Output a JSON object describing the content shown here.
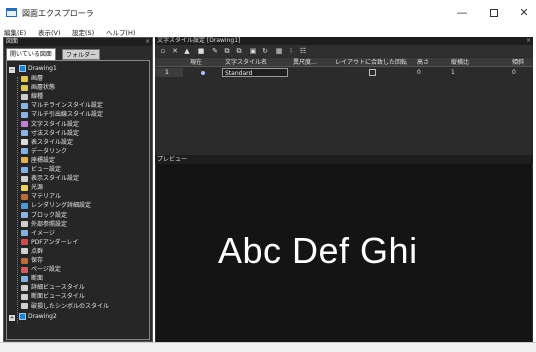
{
  "window": {
    "title": "図面エクスプローラ",
    "controls": {
      "minimize": "—",
      "maximize": "",
      "close": "✕"
    }
  },
  "menu": [
    "編集(E)",
    "表示(V)",
    "設定(S)",
    "ヘルプ(H)"
  ],
  "left_panel": {
    "header": "図面",
    "close": "×",
    "tabs": [
      "開いている図面",
      "フォルダー"
    ],
    "tree": {
      "root1": "Drawing1",
      "root1_expander": "−",
      "items": [
        {
          "label": "画層",
          "icon": "layer-icon",
          "color": "#e3c94a"
        },
        {
          "label": "画層状態",
          "icon": "layer-state-icon",
          "color": "#e3c94a"
        },
        {
          "label": "線種",
          "icon": "linetype-icon",
          "color": "#cccccc"
        },
        {
          "label": "マルチラインスタイル設定",
          "icon": "multiline-style-icon",
          "color": "#8ab4e8"
        },
        {
          "label": "マルチ引出線スタイル設定",
          "icon": "multileader-style-icon",
          "color": "#8ab4e8"
        },
        {
          "label": "文字スタイル設定",
          "icon": "text-style-icon",
          "color": "#c27fd8"
        },
        {
          "label": "寸法スタイル設定",
          "icon": "dimension-style-icon",
          "color": "#8ab4e8"
        },
        {
          "label": "表スタイル設定",
          "icon": "table-style-icon",
          "color": "#dddddd"
        },
        {
          "label": "データリンク",
          "icon": "data-link-icon",
          "color": "#7fb3e8"
        },
        {
          "label": "座標設定",
          "icon": "ucs-icon",
          "color": "#e8b04a"
        },
        {
          "label": "ビュー設定",
          "icon": "view-icon",
          "color": "#7fb3e8"
        },
        {
          "label": "表示スタイル設定",
          "icon": "visual-style-icon",
          "color": "#cfcfcf"
        },
        {
          "label": "光源",
          "icon": "light-icon",
          "color": "#f0d060"
        },
        {
          "label": "マテリアル",
          "icon": "material-icon",
          "color": "#c06a3a"
        },
        {
          "label": "レンダリング詳細設定",
          "icon": "render-icon",
          "color": "#4a9ad8"
        },
        {
          "label": "ブロック設定",
          "icon": "block-icon",
          "color": "#8ab4e8"
        },
        {
          "label": "外部参照設定",
          "icon": "xref-icon",
          "color": "#cfcfcf"
        },
        {
          "label": "イメージ",
          "icon": "image-icon",
          "color": "#7fb3e8"
        },
        {
          "label": "PDFアンダーレイ",
          "icon": "pdf-underlay-icon",
          "color": "#d84a4a"
        },
        {
          "label": "点群",
          "icon": "point-cloud-icon",
          "color": "#cfcfcf"
        },
        {
          "label": "保存",
          "icon": "save-icon",
          "color": "#c06a3a"
        },
        {
          "label": "ページ設定",
          "icon": "page-setup-icon",
          "color": "#d85a5a"
        },
        {
          "label": "断面",
          "icon": "section-icon",
          "color": "#7fb3e8"
        },
        {
          "label": "詳細ビュースタイル",
          "icon": "detail-view-style-icon",
          "color": "#cfcfcf"
        },
        {
          "label": "断面ビュースタイル",
          "icon": "section-view-style-icon",
          "color": "#cfcfcf"
        },
        {
          "label": "破損したシンボルのスタイル",
          "icon": "broken-symbol-style-icon",
          "color": "#cfcfcf"
        }
      ],
      "root2": "Drawing2",
      "root2_expander": "+"
    }
  },
  "document": {
    "header": "文字スタイル設定 [Drawing1]",
    "close": "×",
    "toolbar_icons": [
      "new-icon",
      "delete-icon",
      "purge-icon",
      "folder-icon",
      "brush-icon",
      "copy-icon",
      "paste-icon",
      "save-icon",
      "refresh-icon",
      "grid-view-icon",
      "list-view-icon",
      "settings-icon"
    ],
    "toolbar_glyphs": [
      "▫",
      "✕",
      "▲",
      "■",
      "✎",
      "⧉",
      "⧉",
      "▣",
      "↻",
      "▦",
      "⁝",
      "☷"
    ],
    "columns": [
      "現在",
      "文字スタイル名",
      "異尺度...",
      "レイアウトに合致した回転",
      "高さ",
      "縦横比",
      "傾斜"
    ],
    "row": {
      "number": "1",
      "name": "Standard",
      "height": "0",
      "width_factor": "1",
      "oblique": "0"
    },
    "scroll_left": "<",
    "scroll_right": ">",
    "preview_header": "プレビュー",
    "preview_text": "Abc Def Ghi"
  }
}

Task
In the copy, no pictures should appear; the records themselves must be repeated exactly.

Result of this task
Output a JSON object describing the content shown here.
{
  "window": {
    "title": "図面エクスプローラ",
    "controls": {
      "minimize": "—",
      "maximize": "",
      "close": "✕"
    }
  },
  "menu": [
    "編集(E)",
    "表示(V)",
    "設定(S)",
    "ヘルプ(H)"
  ],
  "left_panel": {
    "header": "図面",
    "close": "×",
    "tabs": [
      "開いている図面",
      "フォルダー"
    ],
    "tree": {
      "root1": "Drawing1",
      "root1_expander": "−",
      "items": [
        {
          "label": "画層",
          "icon": "layer-icon",
          "color": "#e3c94a"
        },
        {
          "label": "画層状態",
          "icon": "layer-state-icon",
          "color": "#e3c94a"
        },
        {
          "label": "線種",
          "icon": "linetype-icon",
          "color": "#cccccc"
        },
        {
          "label": "マルチラインスタイル設定",
          "icon": "multiline-style-icon",
          "color": "#8ab4e8"
        },
        {
          "label": "マルチ引出線スタイル設定",
          "icon": "multileader-style-icon",
          "color": "#8ab4e8"
        },
        {
          "label": "文字スタイル設定",
          "icon": "text-style-icon",
          "color": "#c27fd8"
        },
        {
          "label": "寸法スタイル設定",
          "icon": "dimension-style-icon",
          "color": "#8ab4e8"
        },
        {
          "label": "表スタイル設定",
          "icon": "table-style-icon",
          "color": "#dddddd"
        },
        {
          "label": "データリンク",
          "icon": "data-link-icon",
          "color": "#7fb3e8"
        },
        {
          "label": "座標設定",
          "icon": "ucs-icon",
          "color": "#e8b04a"
        },
        {
          "label": "ビュー設定",
          "icon": "view-icon",
          "color": "#7fb3e8"
        },
        {
          "label": "表示スタイル設定",
          "icon": "visual-style-icon",
          "color": "#cfcfcf"
        },
        {
          "label": "光源",
          "icon": "light-icon",
          "color": "#f0d060"
        },
        {
          "label": "マテリアル",
          "icon": "material-icon",
          "color": "#c06a3a"
        },
        {
          "label": "レンダリング詳細設定",
          "icon": "render-icon",
          "color": "#4a9ad8"
        },
        {
          "label": "ブロック設定",
          "icon": "block-icon",
          "color": "#8ab4e8"
        },
        {
          "label": "外部参照設定",
          "icon": "xref-icon",
          "color": "#cfcfcf"
        },
        {
          "label": "イメージ",
          "icon": "image-icon",
          "color": "#7fb3e8"
        },
        {
          "label": "PDFアンダーレイ",
          "icon": "pdf-underlay-icon",
          "color": "#d84a4a"
        },
        {
          "label": "点群",
          "icon": "point-cloud-icon",
          "color": "#cfcfcf"
        },
        {
          "label": "保存",
          "icon": "save-icon",
          "color": "#c06a3a"
        },
        {
          "label": "ページ設定",
          "icon": "page-setup-icon",
          "color": "#d85a5a"
        },
        {
          "label": "断面",
          "icon": "section-icon",
          "color": "#7fb3e8"
        },
        {
          "label": "詳細ビュースタイル",
          "icon": "detail-view-style-icon",
          "color": "#cfcfcf"
        },
        {
          "label": "断面ビュースタイル",
          "icon": "section-view-style-icon",
          "color": "#cfcfcf"
        },
        {
          "label": "破損したシンボルのスタイル",
          "icon": "broken-symbol-style-icon",
          "color": "#cfcfcf"
        }
      ],
      "root2": "Drawing2",
      "root2_expander": "+"
    }
  },
  "document": {
    "header": "文字スタイル設定 [Drawing1]",
    "close": "×",
    "toolbar_icons": [
      "new-icon",
      "delete-icon",
      "purge-icon",
      "folder-icon",
      "brush-icon",
      "copy-icon",
      "paste-icon",
      "save-icon",
      "refresh-icon",
      "grid-view-icon",
      "list-view-icon",
      "settings-icon"
    ],
    "toolbar_glyphs": [
      "▫",
      "✕",
      "▲",
      "■",
      "✎",
      "⧉",
      "⧉",
      "▣",
      "↻",
      "▦",
      "⁝",
      "☷"
    ],
    "columns": [
      "現在",
      "文字スタイル名",
      "異尺度...",
      "レイアウトに合致した回転",
      "高さ",
      "縦横比",
      "傾斜"
    ],
    "row": {
      "number": "1",
      "name": "Standard",
      "height": "0",
      "width_factor": "1",
      "oblique": "0"
    },
    "scroll_left": "<",
    "scroll_right": ">",
    "preview_header": "プレビュー",
    "preview_text": "Abc Def Ghi"
  }
}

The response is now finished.